Entries from a dataset of interfaces
----------

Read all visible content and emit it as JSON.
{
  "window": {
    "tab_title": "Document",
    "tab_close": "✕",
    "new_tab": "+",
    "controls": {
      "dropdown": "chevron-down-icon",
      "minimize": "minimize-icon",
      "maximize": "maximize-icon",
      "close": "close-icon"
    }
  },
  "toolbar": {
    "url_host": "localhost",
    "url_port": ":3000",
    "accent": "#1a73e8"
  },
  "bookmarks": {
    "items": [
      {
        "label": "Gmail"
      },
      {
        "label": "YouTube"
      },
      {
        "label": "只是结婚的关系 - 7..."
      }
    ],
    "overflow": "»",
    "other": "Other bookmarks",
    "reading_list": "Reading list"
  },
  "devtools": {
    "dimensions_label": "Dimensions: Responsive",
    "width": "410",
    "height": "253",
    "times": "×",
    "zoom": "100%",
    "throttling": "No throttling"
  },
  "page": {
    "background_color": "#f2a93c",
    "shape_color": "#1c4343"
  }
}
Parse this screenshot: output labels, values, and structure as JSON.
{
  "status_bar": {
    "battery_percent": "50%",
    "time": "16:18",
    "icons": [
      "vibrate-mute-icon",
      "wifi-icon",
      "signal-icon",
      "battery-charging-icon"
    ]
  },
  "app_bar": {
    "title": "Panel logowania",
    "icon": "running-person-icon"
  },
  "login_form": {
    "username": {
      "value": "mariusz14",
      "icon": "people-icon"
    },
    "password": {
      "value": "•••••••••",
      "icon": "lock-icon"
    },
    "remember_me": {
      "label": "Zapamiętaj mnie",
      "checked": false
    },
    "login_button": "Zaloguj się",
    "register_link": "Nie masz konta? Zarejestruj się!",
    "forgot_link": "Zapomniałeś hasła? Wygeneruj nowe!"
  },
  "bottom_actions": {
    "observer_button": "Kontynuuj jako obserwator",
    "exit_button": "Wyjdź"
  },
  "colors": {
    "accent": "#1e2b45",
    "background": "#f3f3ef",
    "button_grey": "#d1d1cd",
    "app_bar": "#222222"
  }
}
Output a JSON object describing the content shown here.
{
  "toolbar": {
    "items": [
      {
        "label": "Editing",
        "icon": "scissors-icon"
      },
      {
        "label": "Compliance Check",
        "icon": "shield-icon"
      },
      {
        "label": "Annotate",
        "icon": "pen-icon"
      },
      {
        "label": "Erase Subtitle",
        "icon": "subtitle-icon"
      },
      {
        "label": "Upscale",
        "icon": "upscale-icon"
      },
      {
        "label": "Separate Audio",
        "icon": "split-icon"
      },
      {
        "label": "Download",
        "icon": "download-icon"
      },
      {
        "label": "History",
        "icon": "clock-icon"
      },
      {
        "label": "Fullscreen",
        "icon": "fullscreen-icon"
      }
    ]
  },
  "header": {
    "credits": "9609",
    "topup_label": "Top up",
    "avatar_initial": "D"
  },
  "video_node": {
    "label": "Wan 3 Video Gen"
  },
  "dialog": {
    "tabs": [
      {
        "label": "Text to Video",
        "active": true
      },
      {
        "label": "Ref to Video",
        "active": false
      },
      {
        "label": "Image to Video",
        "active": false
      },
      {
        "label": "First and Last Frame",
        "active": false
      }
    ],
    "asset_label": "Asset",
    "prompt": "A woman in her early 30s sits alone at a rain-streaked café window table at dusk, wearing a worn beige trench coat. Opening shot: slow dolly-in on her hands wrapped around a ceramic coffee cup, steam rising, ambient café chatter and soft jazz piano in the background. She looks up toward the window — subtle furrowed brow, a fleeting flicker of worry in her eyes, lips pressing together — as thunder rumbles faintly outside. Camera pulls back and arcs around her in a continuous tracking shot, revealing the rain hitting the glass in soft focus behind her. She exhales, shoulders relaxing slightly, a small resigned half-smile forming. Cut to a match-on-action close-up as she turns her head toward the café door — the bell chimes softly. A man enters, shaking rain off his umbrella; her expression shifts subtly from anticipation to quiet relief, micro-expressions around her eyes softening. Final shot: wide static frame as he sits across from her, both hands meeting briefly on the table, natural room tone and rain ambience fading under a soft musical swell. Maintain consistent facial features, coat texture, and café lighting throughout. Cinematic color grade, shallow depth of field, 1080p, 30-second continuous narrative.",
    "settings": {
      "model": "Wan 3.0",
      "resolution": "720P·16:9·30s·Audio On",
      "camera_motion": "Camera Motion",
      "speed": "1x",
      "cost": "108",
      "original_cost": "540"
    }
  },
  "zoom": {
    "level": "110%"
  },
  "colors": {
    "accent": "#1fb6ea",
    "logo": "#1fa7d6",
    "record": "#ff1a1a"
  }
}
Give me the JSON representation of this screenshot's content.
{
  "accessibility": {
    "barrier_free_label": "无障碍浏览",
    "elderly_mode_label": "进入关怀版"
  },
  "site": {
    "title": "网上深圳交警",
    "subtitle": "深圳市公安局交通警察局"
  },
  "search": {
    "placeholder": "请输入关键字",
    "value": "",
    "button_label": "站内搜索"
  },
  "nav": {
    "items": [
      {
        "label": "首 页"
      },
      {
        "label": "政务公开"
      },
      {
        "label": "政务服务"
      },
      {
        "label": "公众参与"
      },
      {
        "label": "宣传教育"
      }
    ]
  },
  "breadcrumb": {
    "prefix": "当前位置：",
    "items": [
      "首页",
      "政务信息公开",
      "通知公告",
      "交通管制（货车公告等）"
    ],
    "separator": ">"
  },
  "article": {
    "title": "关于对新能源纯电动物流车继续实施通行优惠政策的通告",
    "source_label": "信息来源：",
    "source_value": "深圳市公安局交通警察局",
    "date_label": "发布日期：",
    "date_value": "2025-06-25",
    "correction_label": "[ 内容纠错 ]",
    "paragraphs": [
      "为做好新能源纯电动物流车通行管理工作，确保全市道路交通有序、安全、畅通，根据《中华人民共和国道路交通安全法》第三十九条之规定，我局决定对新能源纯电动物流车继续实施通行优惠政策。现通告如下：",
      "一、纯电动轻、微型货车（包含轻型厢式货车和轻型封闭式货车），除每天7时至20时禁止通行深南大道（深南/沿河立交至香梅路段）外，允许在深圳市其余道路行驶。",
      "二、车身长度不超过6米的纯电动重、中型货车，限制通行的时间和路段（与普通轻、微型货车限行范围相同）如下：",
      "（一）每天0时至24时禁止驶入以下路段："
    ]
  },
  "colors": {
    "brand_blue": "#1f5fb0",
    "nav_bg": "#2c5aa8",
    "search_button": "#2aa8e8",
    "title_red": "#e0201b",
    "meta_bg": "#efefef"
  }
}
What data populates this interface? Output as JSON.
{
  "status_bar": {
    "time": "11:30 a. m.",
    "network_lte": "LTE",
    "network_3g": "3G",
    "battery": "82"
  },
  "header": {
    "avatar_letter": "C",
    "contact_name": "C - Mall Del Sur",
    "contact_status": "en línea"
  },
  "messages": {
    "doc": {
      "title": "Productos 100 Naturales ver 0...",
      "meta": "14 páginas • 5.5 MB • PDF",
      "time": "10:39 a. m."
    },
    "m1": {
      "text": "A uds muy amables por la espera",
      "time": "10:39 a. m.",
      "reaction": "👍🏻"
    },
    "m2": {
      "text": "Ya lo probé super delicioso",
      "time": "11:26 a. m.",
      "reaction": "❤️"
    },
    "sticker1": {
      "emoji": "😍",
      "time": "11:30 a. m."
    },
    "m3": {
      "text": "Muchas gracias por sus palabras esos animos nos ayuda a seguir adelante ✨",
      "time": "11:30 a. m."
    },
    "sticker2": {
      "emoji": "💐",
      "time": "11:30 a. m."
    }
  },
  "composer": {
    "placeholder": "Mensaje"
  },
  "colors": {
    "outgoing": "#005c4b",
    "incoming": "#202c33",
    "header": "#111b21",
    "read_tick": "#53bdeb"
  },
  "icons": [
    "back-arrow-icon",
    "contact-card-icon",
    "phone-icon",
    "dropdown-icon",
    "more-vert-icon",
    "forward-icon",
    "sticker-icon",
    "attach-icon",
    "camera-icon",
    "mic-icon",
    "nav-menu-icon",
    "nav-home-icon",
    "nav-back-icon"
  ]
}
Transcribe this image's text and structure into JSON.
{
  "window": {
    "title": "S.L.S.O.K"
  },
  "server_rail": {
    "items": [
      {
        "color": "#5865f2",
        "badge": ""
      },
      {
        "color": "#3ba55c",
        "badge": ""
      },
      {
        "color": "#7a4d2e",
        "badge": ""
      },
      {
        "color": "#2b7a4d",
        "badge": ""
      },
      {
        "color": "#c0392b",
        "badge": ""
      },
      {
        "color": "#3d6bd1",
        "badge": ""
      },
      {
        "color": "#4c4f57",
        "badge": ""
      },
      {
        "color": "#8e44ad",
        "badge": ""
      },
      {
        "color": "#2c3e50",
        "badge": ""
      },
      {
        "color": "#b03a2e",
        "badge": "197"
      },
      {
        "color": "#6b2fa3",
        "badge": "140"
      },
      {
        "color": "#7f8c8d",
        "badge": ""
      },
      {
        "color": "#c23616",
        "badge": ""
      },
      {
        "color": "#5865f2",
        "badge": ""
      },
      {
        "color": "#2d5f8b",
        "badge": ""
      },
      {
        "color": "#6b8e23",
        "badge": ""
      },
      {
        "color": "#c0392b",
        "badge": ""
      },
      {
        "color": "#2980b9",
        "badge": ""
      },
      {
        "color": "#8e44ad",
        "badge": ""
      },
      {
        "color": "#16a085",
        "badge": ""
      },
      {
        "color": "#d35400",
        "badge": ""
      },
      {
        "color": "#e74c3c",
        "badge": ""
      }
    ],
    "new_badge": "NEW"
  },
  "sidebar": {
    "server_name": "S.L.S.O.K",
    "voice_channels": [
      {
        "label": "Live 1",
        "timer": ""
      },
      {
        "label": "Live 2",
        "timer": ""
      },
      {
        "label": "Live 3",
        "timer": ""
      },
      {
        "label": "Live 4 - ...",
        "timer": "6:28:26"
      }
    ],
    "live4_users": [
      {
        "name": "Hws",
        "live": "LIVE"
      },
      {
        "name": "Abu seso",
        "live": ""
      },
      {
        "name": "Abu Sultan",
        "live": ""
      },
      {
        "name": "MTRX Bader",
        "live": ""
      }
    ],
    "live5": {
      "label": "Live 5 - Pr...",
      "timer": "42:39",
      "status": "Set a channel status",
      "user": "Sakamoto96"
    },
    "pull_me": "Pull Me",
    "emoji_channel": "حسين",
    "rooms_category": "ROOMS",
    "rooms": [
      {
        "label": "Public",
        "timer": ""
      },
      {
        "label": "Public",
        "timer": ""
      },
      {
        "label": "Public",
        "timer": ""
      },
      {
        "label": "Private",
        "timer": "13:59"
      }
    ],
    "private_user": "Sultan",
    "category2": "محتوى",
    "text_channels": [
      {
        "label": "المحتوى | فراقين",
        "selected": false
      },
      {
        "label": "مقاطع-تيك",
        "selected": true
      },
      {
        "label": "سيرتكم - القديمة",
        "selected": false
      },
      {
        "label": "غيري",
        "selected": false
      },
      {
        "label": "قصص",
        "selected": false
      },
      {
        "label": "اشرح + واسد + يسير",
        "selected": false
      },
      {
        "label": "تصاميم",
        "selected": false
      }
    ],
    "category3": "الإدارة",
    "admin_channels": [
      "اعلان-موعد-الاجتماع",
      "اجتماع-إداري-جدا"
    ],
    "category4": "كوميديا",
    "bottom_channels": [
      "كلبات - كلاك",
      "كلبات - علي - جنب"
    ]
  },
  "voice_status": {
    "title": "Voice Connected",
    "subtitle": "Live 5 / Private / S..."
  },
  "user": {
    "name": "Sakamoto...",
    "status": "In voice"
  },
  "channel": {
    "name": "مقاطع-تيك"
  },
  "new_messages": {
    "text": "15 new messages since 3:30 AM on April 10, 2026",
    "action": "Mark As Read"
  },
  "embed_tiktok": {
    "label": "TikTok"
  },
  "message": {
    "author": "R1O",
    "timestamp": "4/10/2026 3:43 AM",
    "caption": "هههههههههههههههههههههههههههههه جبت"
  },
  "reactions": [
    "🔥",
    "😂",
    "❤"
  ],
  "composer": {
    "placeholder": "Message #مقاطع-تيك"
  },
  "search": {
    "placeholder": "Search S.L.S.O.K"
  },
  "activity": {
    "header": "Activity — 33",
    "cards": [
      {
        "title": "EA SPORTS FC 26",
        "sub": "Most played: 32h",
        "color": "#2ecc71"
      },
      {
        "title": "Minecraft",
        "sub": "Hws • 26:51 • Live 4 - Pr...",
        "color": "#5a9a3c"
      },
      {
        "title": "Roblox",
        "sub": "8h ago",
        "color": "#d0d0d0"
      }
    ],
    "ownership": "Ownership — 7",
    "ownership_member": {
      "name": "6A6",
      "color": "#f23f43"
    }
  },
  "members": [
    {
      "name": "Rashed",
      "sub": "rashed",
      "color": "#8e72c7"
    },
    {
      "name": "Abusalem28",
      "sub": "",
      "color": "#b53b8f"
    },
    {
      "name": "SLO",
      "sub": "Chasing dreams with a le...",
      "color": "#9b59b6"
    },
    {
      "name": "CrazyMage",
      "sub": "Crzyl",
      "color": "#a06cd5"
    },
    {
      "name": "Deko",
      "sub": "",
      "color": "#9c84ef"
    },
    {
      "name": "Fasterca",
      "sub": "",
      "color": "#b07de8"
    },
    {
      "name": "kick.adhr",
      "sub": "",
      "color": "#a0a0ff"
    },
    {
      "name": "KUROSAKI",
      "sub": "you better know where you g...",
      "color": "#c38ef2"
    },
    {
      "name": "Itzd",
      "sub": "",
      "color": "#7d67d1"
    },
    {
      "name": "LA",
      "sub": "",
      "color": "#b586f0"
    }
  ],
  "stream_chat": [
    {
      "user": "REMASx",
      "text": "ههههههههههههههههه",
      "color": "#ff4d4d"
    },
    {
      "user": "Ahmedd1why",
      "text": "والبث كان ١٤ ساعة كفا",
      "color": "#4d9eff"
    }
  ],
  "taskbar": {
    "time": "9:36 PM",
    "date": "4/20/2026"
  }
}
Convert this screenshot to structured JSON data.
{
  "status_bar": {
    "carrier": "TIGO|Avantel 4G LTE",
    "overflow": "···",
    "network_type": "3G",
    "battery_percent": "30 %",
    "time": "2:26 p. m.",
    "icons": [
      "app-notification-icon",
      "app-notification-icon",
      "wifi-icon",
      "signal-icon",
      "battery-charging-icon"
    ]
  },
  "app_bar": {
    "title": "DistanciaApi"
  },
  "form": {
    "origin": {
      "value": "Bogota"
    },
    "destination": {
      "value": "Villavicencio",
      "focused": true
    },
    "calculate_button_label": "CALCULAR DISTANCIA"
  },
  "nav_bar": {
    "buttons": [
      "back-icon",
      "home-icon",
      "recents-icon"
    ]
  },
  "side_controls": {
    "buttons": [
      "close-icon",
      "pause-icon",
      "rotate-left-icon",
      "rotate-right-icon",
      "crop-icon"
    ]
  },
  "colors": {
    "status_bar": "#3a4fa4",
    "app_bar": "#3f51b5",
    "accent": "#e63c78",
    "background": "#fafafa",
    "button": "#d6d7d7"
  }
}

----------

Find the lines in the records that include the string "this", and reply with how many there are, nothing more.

5